Q: Is total ankle replacement (TAA) a reasonable surgical option?
A: TAA is the newest technology in the surgical treatment of ankle arthritis. Traditionally, the only
surgical option was fusion or arthrodesis which effectively “freezes” the ankle joint. Long-term studies
have shown, however, that fusion surgery can lead to progressive arthritis of the surrounding joints. The
goal of TAA is to decrease/eliminate pain in the arthritic ankle while preserving motion.
Most patients resume normal function as well as low-impact recreational activities such as golf, exercise
and walking. Due to improved technology and positive outcomes, total ankle replacement surgery is
being performed much more frequently nationally. Its popularity has evolved to the point that it will
soon be considered the “gold standard” in the treatment of ankle arthritis. Orthopedic surgeons who
specialize in foot and ankle surgery are specifically trained to perform total ankle replacement as well as
addressing any complications that may arise. In my personal experience, patients that have undergone
the procedure are the most appreciative because of their ability to resume their routine activities
virtually pain free.
Posted by South Palm Orthopedics
on Sunday, February 1, 2015
Dr. Coleman networks with Patsy and Tina at the 70th annual workers compensation educational conference.
Football star Herschel Walker kicked off the Conference with a motivating keynote speech about winning personally and professionally!
Pro football is the most watched sport in America. Each year in September, countless fans rally around their TV’s and gather in stadiums to be entertained for another season by this hard-hitting game, played by athletes in top physical condition. But this game is punishing on the body, and these pro athletes risk injury every time they train, practice, and compete. It's not surprising, then, that athletes suffer more than 2,000 injuries per 10,000 workers, according to the Bureau of Labor Statistics. (Only an athlete, as an example, is likely to suffer from pitcher's elbow, turf toe or a sports hernia.) Getting injured is a part of the game, but today, injuries play a larger role, and receive more attention from teams and the media alike.

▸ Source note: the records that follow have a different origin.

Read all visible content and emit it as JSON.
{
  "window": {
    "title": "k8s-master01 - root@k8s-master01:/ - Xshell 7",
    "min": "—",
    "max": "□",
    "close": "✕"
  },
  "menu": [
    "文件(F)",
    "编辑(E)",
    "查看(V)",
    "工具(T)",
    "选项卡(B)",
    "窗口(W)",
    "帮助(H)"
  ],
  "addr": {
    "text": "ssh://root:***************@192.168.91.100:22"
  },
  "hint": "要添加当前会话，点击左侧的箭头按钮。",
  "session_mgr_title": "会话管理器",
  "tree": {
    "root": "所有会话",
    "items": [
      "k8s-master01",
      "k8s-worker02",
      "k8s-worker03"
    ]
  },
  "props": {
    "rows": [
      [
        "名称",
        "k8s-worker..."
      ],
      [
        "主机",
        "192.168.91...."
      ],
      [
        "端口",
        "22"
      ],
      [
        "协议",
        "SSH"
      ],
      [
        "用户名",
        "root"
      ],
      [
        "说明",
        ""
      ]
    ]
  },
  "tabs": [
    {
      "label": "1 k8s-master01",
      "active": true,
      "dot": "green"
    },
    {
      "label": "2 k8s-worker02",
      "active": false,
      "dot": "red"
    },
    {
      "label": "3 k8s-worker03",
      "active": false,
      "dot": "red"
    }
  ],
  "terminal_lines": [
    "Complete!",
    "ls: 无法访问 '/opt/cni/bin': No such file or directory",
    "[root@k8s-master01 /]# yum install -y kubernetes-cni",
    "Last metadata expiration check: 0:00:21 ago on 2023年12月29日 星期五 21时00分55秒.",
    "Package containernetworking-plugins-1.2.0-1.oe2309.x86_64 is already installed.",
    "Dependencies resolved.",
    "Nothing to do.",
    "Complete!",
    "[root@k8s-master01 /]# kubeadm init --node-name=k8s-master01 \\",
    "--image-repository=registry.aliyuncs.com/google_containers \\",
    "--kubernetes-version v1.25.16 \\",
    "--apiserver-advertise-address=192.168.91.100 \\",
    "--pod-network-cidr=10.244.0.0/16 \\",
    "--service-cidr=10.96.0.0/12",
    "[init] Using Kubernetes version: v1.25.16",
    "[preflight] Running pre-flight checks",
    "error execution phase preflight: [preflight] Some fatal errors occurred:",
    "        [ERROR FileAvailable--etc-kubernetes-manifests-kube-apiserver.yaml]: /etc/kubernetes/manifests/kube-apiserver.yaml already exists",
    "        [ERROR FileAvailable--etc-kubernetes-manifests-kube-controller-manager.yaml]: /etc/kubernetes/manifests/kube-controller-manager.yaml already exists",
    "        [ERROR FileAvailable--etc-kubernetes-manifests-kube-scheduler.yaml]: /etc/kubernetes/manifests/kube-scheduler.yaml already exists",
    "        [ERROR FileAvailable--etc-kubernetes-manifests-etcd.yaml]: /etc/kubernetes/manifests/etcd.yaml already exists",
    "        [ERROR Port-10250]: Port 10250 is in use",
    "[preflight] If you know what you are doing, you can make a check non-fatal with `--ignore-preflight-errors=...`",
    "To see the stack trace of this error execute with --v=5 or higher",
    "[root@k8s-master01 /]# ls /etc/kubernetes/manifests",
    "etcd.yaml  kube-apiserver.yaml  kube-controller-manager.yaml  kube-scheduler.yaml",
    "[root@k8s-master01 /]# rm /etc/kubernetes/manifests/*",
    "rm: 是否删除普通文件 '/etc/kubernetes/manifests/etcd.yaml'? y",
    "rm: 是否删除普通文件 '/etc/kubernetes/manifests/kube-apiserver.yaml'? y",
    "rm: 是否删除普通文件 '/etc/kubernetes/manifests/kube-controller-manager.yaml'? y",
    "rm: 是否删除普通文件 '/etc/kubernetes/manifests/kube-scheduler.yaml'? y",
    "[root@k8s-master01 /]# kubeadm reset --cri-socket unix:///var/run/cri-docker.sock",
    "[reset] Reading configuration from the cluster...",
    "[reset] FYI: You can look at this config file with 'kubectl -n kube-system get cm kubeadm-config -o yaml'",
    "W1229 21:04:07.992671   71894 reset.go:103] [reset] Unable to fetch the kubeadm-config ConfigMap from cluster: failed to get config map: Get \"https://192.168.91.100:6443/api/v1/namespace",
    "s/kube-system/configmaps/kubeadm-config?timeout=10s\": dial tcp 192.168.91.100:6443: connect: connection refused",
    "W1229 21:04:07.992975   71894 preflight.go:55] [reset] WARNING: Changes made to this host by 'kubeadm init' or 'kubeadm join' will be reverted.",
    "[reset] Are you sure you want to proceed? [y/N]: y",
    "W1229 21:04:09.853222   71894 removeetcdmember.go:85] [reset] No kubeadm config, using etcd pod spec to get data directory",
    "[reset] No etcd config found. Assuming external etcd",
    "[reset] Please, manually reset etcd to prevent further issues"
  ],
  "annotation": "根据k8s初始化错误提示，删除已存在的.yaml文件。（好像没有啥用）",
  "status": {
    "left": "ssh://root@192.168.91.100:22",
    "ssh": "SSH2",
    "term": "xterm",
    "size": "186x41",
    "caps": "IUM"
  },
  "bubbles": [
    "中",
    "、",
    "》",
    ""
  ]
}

Recently, our own Dr. Coleman sat down with ESPN and talked about the injuries seen in today’s NFL and gave valuable insight into what some of these injuries are and what they can mean in the long-run for the players who suffer them.
Listen to the interview now!